#### [Extracted information]
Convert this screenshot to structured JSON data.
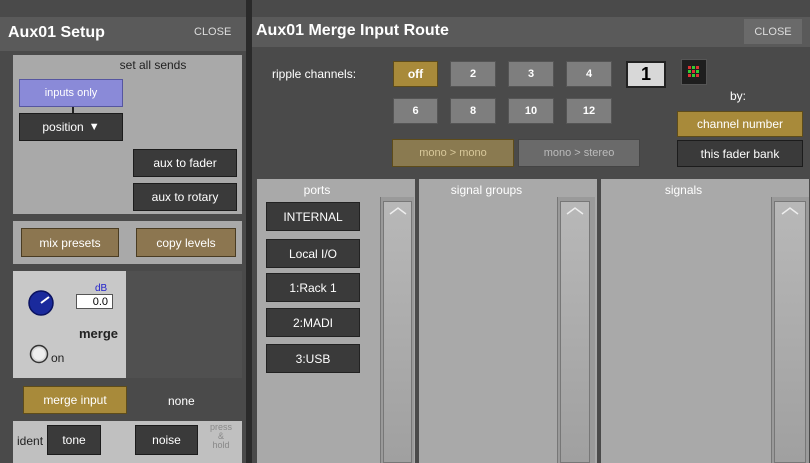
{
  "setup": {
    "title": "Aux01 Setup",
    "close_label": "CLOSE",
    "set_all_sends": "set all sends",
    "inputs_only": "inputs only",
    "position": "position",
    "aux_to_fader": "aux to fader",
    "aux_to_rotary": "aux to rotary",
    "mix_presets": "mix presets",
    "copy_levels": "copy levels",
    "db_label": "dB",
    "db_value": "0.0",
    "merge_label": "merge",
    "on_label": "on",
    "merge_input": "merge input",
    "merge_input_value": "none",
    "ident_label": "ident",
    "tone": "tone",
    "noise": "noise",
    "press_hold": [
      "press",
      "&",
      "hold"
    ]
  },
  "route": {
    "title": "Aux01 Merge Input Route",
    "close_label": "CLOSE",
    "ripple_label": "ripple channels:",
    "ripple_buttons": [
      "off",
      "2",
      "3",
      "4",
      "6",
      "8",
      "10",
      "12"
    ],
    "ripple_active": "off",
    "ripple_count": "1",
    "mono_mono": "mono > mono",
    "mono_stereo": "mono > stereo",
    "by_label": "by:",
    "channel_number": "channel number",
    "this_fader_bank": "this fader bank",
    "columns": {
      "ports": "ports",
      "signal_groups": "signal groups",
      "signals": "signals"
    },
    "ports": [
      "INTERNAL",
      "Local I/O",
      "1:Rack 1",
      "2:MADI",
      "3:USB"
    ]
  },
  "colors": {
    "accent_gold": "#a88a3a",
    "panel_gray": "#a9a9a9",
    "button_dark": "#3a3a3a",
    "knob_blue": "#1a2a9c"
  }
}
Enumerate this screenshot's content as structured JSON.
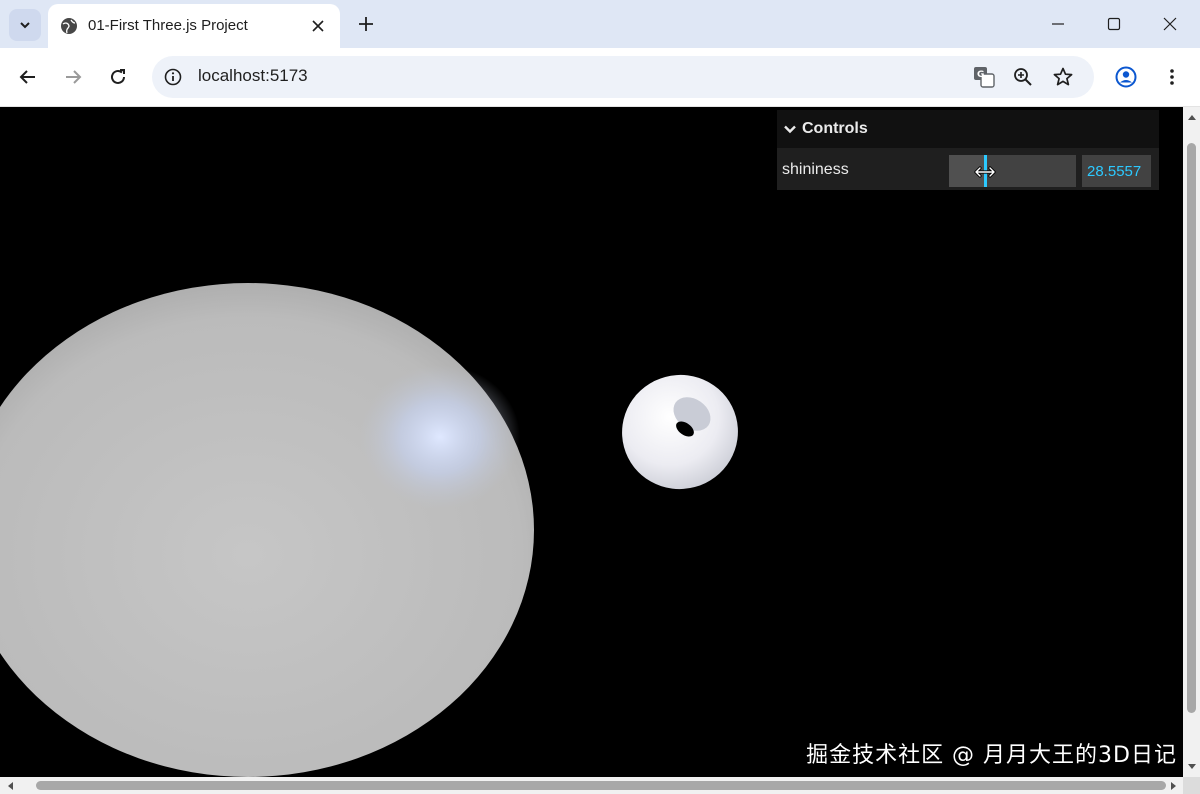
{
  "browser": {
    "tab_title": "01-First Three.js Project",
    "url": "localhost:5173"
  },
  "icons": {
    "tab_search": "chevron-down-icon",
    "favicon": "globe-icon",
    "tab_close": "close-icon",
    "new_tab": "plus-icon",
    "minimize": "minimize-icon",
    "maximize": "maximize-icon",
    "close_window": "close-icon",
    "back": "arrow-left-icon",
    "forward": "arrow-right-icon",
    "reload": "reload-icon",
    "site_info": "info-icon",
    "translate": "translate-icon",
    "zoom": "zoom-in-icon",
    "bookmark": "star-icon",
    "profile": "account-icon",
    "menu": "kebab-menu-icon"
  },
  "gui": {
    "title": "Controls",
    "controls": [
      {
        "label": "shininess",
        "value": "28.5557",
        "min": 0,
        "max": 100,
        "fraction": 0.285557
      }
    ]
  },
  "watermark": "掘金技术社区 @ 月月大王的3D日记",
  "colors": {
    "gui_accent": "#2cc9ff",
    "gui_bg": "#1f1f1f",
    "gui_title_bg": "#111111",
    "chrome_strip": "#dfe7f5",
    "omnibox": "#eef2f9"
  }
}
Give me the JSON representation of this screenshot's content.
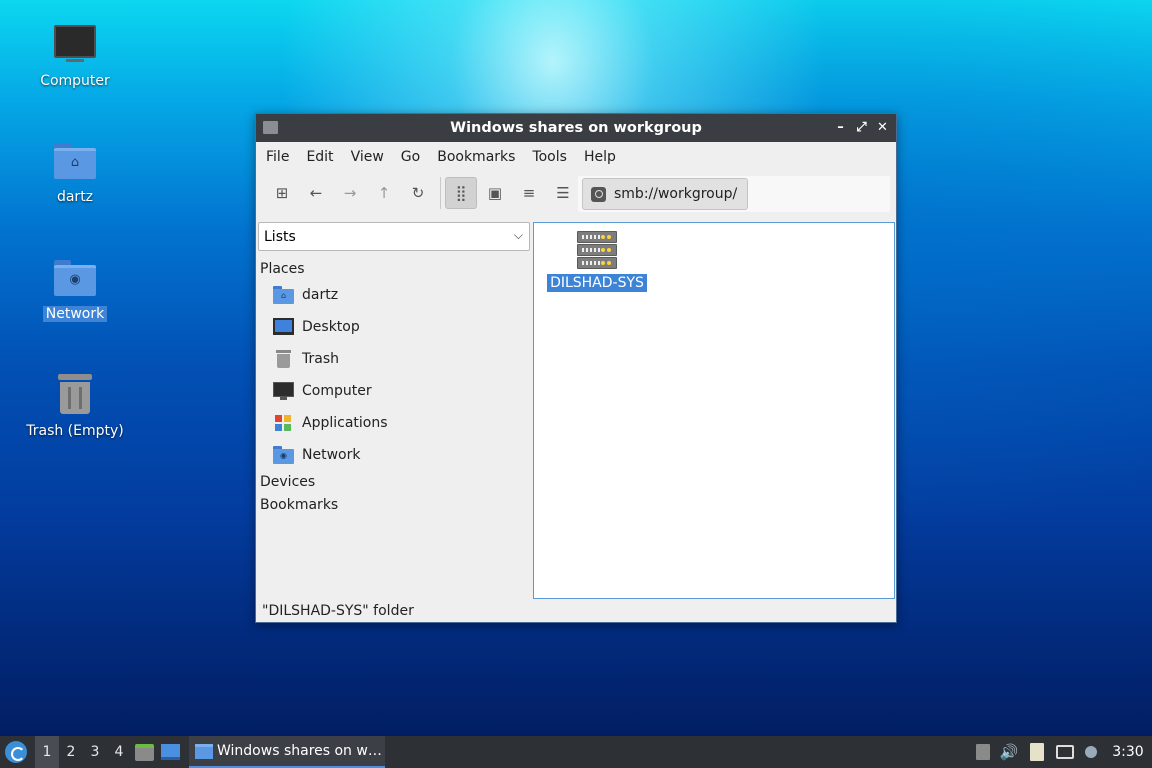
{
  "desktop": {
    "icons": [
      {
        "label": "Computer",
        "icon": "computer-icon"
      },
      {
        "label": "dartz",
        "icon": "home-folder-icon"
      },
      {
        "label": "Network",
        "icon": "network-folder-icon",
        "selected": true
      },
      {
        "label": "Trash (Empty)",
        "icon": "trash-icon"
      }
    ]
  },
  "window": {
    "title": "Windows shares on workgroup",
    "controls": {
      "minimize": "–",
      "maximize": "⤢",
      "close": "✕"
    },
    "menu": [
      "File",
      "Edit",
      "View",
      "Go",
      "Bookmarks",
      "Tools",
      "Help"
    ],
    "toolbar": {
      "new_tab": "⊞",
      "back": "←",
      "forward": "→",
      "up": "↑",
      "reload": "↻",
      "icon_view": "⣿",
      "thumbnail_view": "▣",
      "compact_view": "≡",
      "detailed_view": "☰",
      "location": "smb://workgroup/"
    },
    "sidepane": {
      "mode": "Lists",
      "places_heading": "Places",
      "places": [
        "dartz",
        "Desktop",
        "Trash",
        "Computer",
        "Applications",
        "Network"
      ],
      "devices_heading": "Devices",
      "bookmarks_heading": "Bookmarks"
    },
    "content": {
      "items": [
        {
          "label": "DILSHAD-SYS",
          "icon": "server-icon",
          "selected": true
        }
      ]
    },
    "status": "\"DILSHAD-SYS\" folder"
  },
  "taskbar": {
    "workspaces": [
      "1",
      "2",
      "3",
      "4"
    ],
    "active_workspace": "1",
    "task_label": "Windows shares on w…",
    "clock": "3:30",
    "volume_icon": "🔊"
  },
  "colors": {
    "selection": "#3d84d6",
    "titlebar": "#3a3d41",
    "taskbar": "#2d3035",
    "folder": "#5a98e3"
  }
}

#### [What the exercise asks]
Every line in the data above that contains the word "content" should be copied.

#### [Worked solution]
Enumerate this screenshot's content as structured JSON.
Give me the JSON representation of this screenshot's content.
    "content": {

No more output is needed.